By Susanne von Rosenberg, UC Master Gardener of Napa County
Have you been thinking about adding a fruit tree or two to your garden? December and January are the best times of year to plant deciduous fruit trees. (Citrus trees are best planted in late spring, after the threat of frost has passed.) In December and January, local nurseries have a wide variety of bare-root fruit trees available. Bare-root fruit trees are less expensive than comparably sized trees in pots, and they are easier to plant. Here are some considerations for choosing the perfect tree or trees for your garden.
The first consideration, always, is what kind of fruit do you enjoy? I have more than 20 fruit trees, but no peaches. I don't like the fuzzy skin so I prefer nectarines.
The next consideration is whether you primarily want fruit for fresh eating, or whether you also intend to preserve a portion of your harvest. How much fruit you want will suggest how large a tree you need. Even a small tree (five feet in height and with a five- to six-foot diameter crown) can easily provide 50 or more fruits several years after planting. That may not sound like a lot, but it's enough for a small household for a month. Depending on the variety, a tree that is only a bit larger can provide as much as 100 fruits.
For most gardeners, it makes sense to keep trees on the small side. You can do that by pruning the tree regularly. Semi-dwarf or dwarf trees will need less pruning than standard size trees. Smaller trees are easier to care for because you won't have to get on a ladder, and they also require less water and fertilizer.
When you keep trees smaller, you have room for more trees. That means you can spread out the harvest period (for example, you can plant early, mid-season and late apples), or you can plant more types of fruit. With proper pruning, you can fit five or six trees into a 30 – by 7-foot space.
It's best to buy your trees from a local nursery. Fruit trees are typically grafted, with the fruit-bearing part (the scion) grafted onto a rootstock that is appropriate for a specific area. Different types of rootstocks are suited to different soils and have different kinds of disease resistance. When you buy a fruit tree locally, it is grafted onto a rootstock suitable for Napa County. Equally important, the trees in our local nurseries have been inspected to make sure that they are not harboring invasive pests.
The third consideration is your location. Different parts of Napa County vary in the number of annual chill hours they get, with Carneros receiving the fewest and the Lake Berryessa and Pope Valley areas having the most. Chill hours are the number of hours each year between 32°F and 45°F. Fruit trees require a minimum number of chill hours to produce well. The number of chill hours varies dramatically by variety. Granny Smith apples require 900 chill hours, while Anna apples require only 200 to 300.
The number of chill hours in all areas is projected to decline with climate change. Your trees will not suffer if they receive more chill hours than required, so look for varieties requiring fewer chill hours. You also need to verify that you have adequate sunlight; fruit trees need at least eight hours per day.

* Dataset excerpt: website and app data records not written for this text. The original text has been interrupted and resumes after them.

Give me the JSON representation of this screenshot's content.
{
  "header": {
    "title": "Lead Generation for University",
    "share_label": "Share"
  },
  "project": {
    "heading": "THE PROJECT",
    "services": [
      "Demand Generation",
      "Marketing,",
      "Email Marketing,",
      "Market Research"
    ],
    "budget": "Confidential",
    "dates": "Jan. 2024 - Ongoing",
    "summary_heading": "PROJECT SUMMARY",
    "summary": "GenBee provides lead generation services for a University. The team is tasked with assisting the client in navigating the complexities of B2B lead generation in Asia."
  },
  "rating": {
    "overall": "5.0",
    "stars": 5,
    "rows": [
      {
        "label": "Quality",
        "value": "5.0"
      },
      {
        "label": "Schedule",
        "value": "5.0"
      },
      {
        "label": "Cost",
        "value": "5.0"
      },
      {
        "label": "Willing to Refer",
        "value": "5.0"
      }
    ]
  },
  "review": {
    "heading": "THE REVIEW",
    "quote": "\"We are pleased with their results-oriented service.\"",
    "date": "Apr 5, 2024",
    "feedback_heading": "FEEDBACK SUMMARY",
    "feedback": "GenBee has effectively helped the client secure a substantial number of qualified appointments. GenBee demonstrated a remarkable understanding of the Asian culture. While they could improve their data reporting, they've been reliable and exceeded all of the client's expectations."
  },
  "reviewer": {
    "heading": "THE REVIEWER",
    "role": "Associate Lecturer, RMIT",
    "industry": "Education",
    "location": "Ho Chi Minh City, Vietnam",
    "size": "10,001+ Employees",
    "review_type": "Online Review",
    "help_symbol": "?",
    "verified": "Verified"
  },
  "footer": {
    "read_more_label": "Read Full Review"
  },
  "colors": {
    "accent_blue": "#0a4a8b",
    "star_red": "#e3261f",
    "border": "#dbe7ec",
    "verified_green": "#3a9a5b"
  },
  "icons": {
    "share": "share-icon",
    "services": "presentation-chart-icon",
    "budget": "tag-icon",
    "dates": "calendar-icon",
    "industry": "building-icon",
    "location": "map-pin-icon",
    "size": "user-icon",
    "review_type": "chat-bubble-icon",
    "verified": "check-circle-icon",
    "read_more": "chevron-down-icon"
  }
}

If you are in a windy location, make sure that the variety you want to plant isn't sensitive to wind.
Next, find out whether the variety you're considering is self-fertile, semi-self-fertile or requires a pollinizer (another variety of fruit tree that provides pollen to fertilize the flowers). Self-fertile trees do not require a pollinizer. Semi-self-fertile trees will set fruit without a pollinizer but will yield more fruit with one nearby. For trees that require a pollinizer, the label will indicate which varieties will do the job.
If you don't have room for the pollinizer, see if someone in your neighborhood has the correct variety.
Depending on the type of tree, the pollinizer may need to be as close as 70 feet or can be as far away as 250 feet. Some labels provide this information. If not, check with the nursery or investigate online. As an alternative, you can ask someone who has the desired pollinizer to give you a few branches when they flower. Put the branches in a vase and prop them up in your tree. You can also graft the pollinizer variety onto your tree.
Keep these considerations in mind, and you'll be successful in picking the perfect fruit tree or two for your garden.
Up coming events: “An Apple a Day: Choose the Right Apple for You and Your Garden” on Thursday, January 2, from 7 p.m. to 8 p.m., at the Napa Library, 580 Coombs Street, Napa. The talk is free and no RSVP required.
“Rose Pruning and Winter Care” on Saturday, January 11, from 10 a.m. to 12 noon at University of California Cooperative Extension, 1710 Soscol Avenue, Napa. Join the UC Master Gardeners for this interactive forum and workshop. Reserve your spot for only $5 for reservation and more details go to http://ucanr.edu/2020rosepruning or call 707-253-4221.
The UC Master Gardeners of Napa County are volunteers who provide UC research-based information on home gardening and answer your questions. To find out more about upcoming programs or to ask a garden question, visit the Master Gardener website (http://napamg.ucanr.edu) or call (707) 253-4221 between 9 a.m. and noon on Mondays, Wednesdays or Fridays.